After the 9th Circuit turned down the defendants’ motion for rehearing en banc, with 6 active 9th Circuit judges dissenting [554 F.3d 769 (2009)], the defendants applied to the Supreme Court for certiorari (discretionary review).  The Court denied Arch Wireless Company’s certiorari petition, and the judgment against the company became final.  The Court granted the certiorari petition filed by the city, the police department, and the police chief.  The Court conducted the oral argument on April 19 and released the decision on June 17.

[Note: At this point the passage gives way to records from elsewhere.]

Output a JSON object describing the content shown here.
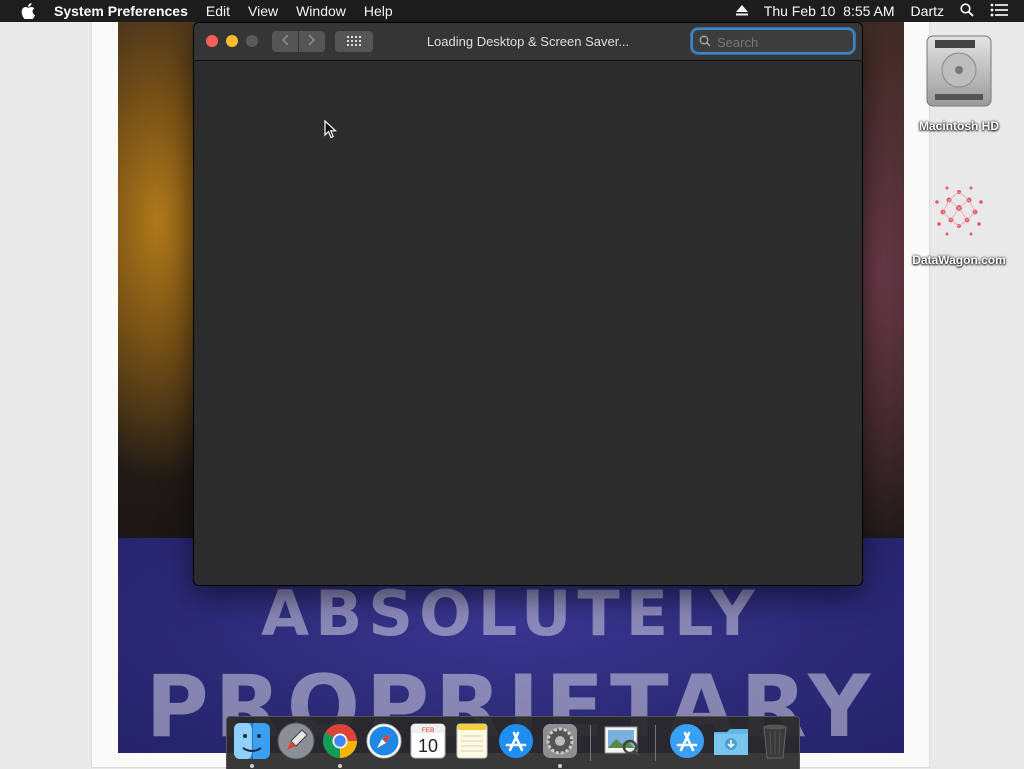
{
  "menubar": {
    "app_name": "System Preferences",
    "menus": [
      "Edit",
      "View",
      "Window",
      "Help"
    ],
    "clock": "Thu Feb 10  8:55 AM",
    "user": "Dartz"
  },
  "window": {
    "title": "Loading Desktop & Screen Saver...",
    "search_placeholder": "Search"
  },
  "desktop_icons": [
    {
      "label": "Macintosh HD",
      "icon": "hard-drive-icon"
    },
    {
      "label": "DataWagon.com",
      "icon": "datawagon-icon"
    }
  ],
  "wallpaper": {
    "line1": "ABSOLUTELY",
    "line2": "PROPRIETARY"
  },
  "dock": {
    "calendar": {
      "month": "FEB",
      "day": "10"
    },
    "items": [
      "finder",
      "launchpad",
      "chrome",
      "safari",
      "calendar",
      "notes",
      "app-store",
      "system-preferences",
      "preview",
      "app-store-folder",
      "downloads-folder",
      "trash"
    ]
  },
  "colors": {
    "close": "#ff5f57",
    "minimize": "#febc2e",
    "search_focus": "#3a86c8"
  }
}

It is the general policy and frequent practice of the Supreme Court to decide cases on as narrow a basis as possible.  Accordingly, in deciding this case the Supreme Court assumed without deciding that Quon had a reasonable expectation of privacy in the content of his text messages, but the Court nonetheless reversed the 9th Circuit.  The Court held that the possible availability of less intrusive means did not render the audit of the text messages unreasonable or unlawful. Employers and employer associations clearly hoped that the Supreme Court would hold explicitly that there can never be a reasonable expectation of privacy in communications sent on equipment belonging to the employer, and thus those employers and associations were no doubt disappointed by the narrowness of the Court’s decision.  

In an article on the Supreme Court decision, the Washington Times reported, “Bart Lazar, an intellectual-property lawyer whose expertise includes privacy and security involving electronic communications, said the narrowness of the ruling leaves open scenarios in which employees could keep private communications made on company equipment. Despite the decision leaving ‘the door open for reasonable expectations of privacy,’ he said employees, ‘need to use discretion with how and what they do on employer-provided equipment.’”[1]   I wholeheartedly endorse Mr. Lazar’s advice to be very careful about communications that you make on employer-provided equipment.

Aside from privacy considerations, there is another good reason not to call from work or during work hours or use your employer’s equipment (telephones, computers, pagers, e-mail systems, etc.) to complain about your employer or to seek advice and assistance in dealing with your employer.  If your employer is annoyed with you about your absences from work for military service and training, as permitted by USERRA, and if the employer is looking for an excuse to fire you, the last thing that you want to do is to give the employer the excuse that he or she is looking for.  Using employer time or equipment for communications not directly necessary for your work at least arguably violates some employer rule and could be grounds for discharge.  

As the Director of the Service Members Law Center (SMLC), I am available at 800-809-9448, extension 730, or by e-mail at  I believe that it is most important to provide you the opportunity to contact me without calling me from work or during your work hours.  Accordingly, I am willing to devote my own time to calling you or taking your call outside East Coast business hours—I am generally at work from 8 a.m. to 5 p.m. Eastern Time Monday through Friday.  If you need to speak to me outside those hours, send me an e-mail and provide me an appropriate time and telephone number.

The National Committee for Employer Support of the Guard and Reserve (ESGR) is a Department of Defense organization with the mission of gaining and maintaining the support of civilian employers (federal, state, local, and private sector) for the men and women of the National Guard and Reserve.  You can reach ESGR at 800-336-4590, between 8 a.m. and 6 p.m. Eastern Time Monday through Friday, except federal holidays.  If you need to reach ESGR outside those hours, send an e-mail to and

If you have questions, suggestions, or comments, please contact Captain Samuel F. Wright, JAGC, USN (Ret.) (Director of the Service Members Law Center) at or 800-809-9448, ext. 730.

[1] "Court Rejects Privacy of Texter in Narrow Ruling." Washington Times 18 June 2010: A1, A12. Print.